Polish and German tensions were rising. Antonia takes their son, Rys, to their vacation cottage. Two of Rys’s friends tell him that the beaches are being dug up to build fortifications. Antonia leaves Rys there and returns to Jan for a time. They consider sending Rys away before a war starts. Jan, a veteran of WWI and a reserve officer is on duty that night. Bombs begin falling, and Jan sends Antonia back to the cottage with Rys.

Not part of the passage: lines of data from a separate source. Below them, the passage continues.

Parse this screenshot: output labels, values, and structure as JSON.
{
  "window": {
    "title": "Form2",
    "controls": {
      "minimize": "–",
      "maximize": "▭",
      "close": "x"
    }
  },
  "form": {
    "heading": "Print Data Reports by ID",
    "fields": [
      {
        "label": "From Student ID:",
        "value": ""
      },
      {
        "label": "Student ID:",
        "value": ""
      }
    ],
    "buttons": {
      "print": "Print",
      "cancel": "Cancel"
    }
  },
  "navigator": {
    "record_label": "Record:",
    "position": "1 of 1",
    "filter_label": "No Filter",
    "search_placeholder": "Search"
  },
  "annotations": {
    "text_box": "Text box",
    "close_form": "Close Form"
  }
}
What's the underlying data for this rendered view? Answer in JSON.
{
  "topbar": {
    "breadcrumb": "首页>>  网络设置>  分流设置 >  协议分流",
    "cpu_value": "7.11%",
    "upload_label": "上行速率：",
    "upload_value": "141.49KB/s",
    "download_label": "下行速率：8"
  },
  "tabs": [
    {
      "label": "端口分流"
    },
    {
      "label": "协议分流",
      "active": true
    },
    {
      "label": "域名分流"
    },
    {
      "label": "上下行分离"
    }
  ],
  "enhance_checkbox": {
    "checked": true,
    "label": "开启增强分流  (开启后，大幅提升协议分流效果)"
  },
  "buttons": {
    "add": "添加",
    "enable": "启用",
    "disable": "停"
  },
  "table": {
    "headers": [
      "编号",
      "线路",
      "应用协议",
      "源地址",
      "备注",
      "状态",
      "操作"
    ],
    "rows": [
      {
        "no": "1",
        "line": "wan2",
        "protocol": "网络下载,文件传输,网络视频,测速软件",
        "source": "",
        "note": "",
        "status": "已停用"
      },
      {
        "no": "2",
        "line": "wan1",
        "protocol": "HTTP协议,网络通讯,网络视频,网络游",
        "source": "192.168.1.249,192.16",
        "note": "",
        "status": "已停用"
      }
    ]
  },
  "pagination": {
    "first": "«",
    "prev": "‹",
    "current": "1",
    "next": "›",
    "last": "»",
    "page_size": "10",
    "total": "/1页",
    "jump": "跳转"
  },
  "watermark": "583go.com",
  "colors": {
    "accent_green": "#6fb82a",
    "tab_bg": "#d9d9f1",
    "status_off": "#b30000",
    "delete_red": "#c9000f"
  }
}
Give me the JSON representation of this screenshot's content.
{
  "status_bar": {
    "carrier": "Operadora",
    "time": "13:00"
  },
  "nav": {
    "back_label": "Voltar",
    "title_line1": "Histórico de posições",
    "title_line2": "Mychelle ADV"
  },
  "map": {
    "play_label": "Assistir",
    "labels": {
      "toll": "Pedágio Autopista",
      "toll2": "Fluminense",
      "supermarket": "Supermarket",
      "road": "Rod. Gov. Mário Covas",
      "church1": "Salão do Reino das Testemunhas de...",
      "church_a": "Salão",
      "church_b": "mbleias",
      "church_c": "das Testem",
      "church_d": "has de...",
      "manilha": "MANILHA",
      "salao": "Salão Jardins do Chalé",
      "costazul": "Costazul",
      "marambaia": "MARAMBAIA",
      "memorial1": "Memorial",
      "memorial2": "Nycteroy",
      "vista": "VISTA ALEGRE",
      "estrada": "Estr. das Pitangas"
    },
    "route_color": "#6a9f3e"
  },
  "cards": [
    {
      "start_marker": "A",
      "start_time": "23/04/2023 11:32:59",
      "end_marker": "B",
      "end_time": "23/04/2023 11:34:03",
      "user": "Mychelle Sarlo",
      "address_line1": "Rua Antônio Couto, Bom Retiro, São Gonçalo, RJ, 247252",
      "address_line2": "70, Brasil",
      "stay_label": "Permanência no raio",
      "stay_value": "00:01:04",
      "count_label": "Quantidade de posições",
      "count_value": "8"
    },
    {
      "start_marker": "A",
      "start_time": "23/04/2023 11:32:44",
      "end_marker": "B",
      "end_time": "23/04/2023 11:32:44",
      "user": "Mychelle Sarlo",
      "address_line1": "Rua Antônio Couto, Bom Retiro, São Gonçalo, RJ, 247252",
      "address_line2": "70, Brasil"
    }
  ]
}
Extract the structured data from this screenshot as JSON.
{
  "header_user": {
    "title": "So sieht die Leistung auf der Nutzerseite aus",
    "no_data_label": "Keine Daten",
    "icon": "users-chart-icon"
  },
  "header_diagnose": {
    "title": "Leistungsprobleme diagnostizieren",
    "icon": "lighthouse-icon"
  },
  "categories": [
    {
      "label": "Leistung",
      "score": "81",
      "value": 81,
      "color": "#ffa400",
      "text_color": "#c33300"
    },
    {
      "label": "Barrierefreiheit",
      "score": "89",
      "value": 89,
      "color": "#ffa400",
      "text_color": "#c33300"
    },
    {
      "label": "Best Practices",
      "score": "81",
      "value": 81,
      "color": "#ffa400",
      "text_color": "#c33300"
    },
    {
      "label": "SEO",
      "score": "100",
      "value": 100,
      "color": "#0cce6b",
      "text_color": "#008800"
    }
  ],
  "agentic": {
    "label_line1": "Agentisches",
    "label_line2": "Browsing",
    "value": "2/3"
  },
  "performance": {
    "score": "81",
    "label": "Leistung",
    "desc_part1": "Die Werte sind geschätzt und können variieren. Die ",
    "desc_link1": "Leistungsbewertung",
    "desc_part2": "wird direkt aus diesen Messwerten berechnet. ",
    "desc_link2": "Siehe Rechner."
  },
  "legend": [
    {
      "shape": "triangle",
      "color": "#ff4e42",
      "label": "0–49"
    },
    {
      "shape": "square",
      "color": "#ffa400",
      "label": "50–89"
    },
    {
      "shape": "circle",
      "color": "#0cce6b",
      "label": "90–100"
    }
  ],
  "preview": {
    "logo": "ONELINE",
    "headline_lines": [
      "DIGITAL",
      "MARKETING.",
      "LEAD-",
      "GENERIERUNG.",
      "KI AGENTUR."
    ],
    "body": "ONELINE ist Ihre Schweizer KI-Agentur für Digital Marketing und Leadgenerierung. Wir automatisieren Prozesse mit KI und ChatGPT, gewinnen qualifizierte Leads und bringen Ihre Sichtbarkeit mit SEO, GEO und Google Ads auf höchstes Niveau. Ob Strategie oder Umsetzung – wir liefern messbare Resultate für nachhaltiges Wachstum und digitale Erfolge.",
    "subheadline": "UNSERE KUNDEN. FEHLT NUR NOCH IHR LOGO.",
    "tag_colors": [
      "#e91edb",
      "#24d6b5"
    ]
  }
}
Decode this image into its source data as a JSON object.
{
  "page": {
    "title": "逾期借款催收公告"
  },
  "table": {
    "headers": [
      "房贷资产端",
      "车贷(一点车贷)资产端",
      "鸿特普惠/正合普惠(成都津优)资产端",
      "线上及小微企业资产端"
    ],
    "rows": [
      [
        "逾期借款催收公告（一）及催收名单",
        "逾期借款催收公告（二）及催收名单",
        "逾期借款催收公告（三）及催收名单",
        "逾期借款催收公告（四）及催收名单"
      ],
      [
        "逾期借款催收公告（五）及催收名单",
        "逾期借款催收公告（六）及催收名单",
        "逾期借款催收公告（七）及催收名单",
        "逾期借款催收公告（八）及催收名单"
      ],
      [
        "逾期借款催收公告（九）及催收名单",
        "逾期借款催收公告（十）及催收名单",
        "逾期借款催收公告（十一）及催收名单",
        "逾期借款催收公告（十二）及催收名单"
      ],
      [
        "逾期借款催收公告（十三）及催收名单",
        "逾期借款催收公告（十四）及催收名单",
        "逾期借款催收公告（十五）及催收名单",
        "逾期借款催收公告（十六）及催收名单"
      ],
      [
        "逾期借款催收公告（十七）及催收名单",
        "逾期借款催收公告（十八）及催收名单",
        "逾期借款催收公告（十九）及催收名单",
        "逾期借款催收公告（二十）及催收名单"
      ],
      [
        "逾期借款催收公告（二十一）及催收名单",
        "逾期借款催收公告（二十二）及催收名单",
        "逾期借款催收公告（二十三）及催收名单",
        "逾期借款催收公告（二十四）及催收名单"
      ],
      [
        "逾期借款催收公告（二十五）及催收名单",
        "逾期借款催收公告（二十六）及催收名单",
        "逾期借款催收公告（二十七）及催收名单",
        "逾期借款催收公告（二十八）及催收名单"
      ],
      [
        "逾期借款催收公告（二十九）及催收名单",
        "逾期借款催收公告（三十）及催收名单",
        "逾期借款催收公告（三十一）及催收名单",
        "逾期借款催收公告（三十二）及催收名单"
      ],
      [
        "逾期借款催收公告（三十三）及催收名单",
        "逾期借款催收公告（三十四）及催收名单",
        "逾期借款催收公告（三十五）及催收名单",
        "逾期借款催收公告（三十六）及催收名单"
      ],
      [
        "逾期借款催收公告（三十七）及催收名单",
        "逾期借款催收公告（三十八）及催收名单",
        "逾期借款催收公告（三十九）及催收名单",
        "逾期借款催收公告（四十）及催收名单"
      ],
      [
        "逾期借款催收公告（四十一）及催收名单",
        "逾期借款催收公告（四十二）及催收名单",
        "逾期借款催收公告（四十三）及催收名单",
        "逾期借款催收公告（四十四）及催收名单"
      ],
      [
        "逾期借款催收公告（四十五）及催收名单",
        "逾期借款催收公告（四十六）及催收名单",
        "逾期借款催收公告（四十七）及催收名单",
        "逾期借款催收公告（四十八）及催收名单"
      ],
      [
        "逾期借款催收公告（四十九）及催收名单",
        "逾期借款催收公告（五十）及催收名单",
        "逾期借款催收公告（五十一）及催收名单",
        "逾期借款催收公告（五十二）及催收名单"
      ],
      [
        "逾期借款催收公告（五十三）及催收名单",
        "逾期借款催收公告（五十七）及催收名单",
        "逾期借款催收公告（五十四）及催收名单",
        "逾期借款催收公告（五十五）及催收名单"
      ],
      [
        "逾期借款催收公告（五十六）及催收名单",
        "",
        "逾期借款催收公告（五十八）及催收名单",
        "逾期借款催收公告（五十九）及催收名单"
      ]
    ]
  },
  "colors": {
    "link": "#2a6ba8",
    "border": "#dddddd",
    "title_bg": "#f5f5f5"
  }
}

Days later, Jan goes to bring his wife and child back to Warsaw. The zoo has been hit, polar bears and other animals shot for being potentially dangerous. Jan is sent to the Northwestern Front and Antonia and Rys stay with Antonia’s sister-in-law. The fourth floor feels too dangerous, so they hide with others in a lampshade store beneath them. Jan joins the Polish Resistance and tries to help sabotage the Nazis.

Lutz Heck, the Director of the Berlin Zoo, comes to the Warsaw Zoo to offer to take the animals still alive to safety. He is a Nazi and only takes the valuable animals, having the rest shot. The zoo is converted into a pig farm to supply the German army with pork. This, too, fails, and the pigs die off during the winter.

Soon, Jewish people are confined to the Warsaw Ghetto. Jan and Antonia swear to help whomever they can. They accept “guests” at the zoo, who hide in the animal cages until they can be evacuated. One day, a Nazi asks to see the insect collection at the zoo. The man is fascinated with the insects, and Jan uses this connection to gain access to the Ghetto, sneaking people out when he can.

Magdalena Gross refuses to live in the Ghetto and lives in disguise as an Aryan. She works at a bakery but is worried about being recognized because she is a famous sculptor. She, too, becomes a guest at the villa. The Nazis build a fur farm, hire a German-raised Polish man to run it, who is called Fox Man. He, too, moves in as a guest.
Antonia is pregnant and bedridden with a painful leg condition. She is only able to get out of bed in the spring. A friend of the family with PTSD eventually recovers through spending time at Antonia’s bedside and befriending Rys’s pet hamster.

As a birthday gift to Hitler, Himmler calls for the extermination of everyone in the Ghetto. They resist, but the Nazis burn it to the ground. There is a fire in the zoo. A soldier accuses Antonia of setting it, but she tricks him into believing it was a German soldier’s cigarette that started the fire.

One day, a former zoo guard sees Magdalena; she cannot remain at the villa. Jan and Antonia work out a plan, using their connections with Zegota, a section of the Underground, to rescue Magdalena and move her to a safe place. It is around this time that Antonia gives birth to a baby girl, whom they name Theresa. All of the guests have a christening party for her in the secrecy of the villa.

A bomb explodes near Hitler’s headquarters in the Prussian forest, and German soldiers flee the area. They travel through Warsaw, burning as they go. Jan is again called in to fight with the Polish Home Army, as the Germans retreat. The Jews begin to move around more freely until Hitler orders Himmler to send in more troops and destroy the city completely.

The Germans warn Fox Man to take his animals to Germany, and Antonia and Rys go with him. They live in a schoolhouse outside of Warsaw, knowing nothing about Jan’s whereabouts or well-being, while Fox Man goes on to Germany. They do not know that Jan is being held in a prisoner-of-war camp. The Uprising ends, and Antonia asks after news about Jan. Finally, she gets a letter from him.

The Russians drive the Germans out of Warsaw, and Antonia and Rys return to the zoo, although it is nearly destroyed. The villa stands but it, too, is damaged.
At the end of the story, we learn that Jan came home after the war and helped repair the zoo, reopening it eventually. He retired as zookeeper, but he continued his work on animal psychology, writing several books. Antonia wrote children’s books, and Rys grew up to be a civil engineer. Theresa married and moved to Scandinavia.